Items from a data source
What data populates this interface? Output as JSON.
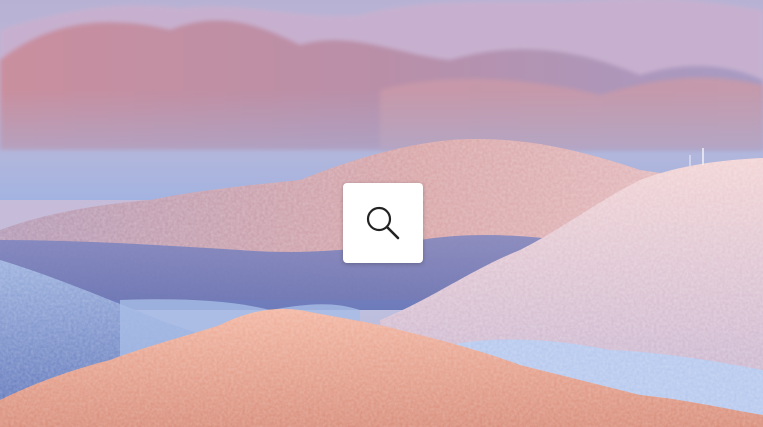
{
  "image": {
    "subject": "frost-covered-mountains-at-sunrise"
  },
  "zoom_button": {
    "icon": "magnifier-icon"
  },
  "colors": {
    "button_bg": "#ffffff",
    "icon_stroke": "#222222"
  }
}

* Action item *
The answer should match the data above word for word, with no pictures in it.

* Response *
What data populates this interface? Output as JSON.
{
  "image": {
    "subject": "frost-covered-mountains-at-sunrise"
  },
  "zoom_button": {
    "icon": "magnifier-icon"
  },
  "colors": {
    "button_bg": "#ffffff",
    "icon_stroke": "#222222"
  }
}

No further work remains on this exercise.